A couple of the tracks, Cross to Bear and Trouble Up in Heaven, throw back to a thread that runs through Phillips’ 2002 track Jesus Don’t Come Knocking and to 2007’s Hello Central, pulling up spiritual themes.

“The good thing about religion, for me, is there’s a lot to draw on. It’s literature, it’s the Bible. It’s got all these things that people, in their DNA, they know. They don’t have to believe in it and all that. Like Dylan – not that I compare myself to Dylan – but there’s all this biblical stuff in it all the time, not (just) in his religious phase. It’s just things that people know.” It helps that Phillips was raised in the United Church, right down to doing Sunday School tests and earning stars (but not satellites) for knowing the Psalms. Even his first guitar, a Frank Gay, came from a church group leader when the songwriter was about 14.

Cross to Bear is about choices we make with our burdens. “We all are (the ultimate martyr). I find it in my own life. You go around thinking ‘This is what’s holding me down’ and you think, ‘What? Wait, it is? No it isn’t. I’m just letting it, or I’m putting it on myself.’ It’s good to have something to blame your own failures on. Or I find that in my own life.”

As well as listening to a lot of soul, Phillips listened to gospel, especially while vacuuming, giving rise to closing track Trouble in Heaven. The song loops back around to the piano moorings of the album’s first notes and also back to a place up near those satellites and stars by referencing a perhaps slightly blasphemous heaven that isn’t quite perfect, but might be.

“Right, because I can’t envision a perfect place. I’ve always really liked gospel music, not to say for any specific religion or anything. I like the simplicity of everybody can sing along, and there’s just a piano, that kind of thing.”

The song also offers another one of those stop-in-your-tracks lines. “My favourite line is, ‘I hope my friends all go even if I can’t go with them,’ because I thought that was a really good for lack of a better word (Christian sentiment). Christianity gets all messed up and causes wars and all that, but that is what I would distill as a nice thing to say, a Jesus thing to say: ‘I might not be able to go (to heaven), but if you guys could go that’s still cool.’ ”

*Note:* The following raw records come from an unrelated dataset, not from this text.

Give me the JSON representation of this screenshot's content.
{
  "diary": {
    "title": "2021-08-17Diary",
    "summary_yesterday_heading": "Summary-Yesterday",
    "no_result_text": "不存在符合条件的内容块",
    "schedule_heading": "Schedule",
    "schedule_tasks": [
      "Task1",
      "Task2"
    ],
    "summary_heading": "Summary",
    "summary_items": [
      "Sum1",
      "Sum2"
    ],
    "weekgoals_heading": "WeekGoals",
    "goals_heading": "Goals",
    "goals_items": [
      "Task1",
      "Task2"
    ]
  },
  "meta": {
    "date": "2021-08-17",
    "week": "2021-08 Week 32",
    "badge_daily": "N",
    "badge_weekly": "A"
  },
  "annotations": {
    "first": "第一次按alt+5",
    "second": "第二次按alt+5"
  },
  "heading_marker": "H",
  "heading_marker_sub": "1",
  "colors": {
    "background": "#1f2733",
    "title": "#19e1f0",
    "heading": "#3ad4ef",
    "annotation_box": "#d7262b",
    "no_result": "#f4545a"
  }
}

Tom Phillips and the DTs play their album release at the Ironwood Stage October 23 and 24, with a possible matinee added Oct. 25. For details go to or

Mary-Lynn Wardle is a Bragg Creek writer.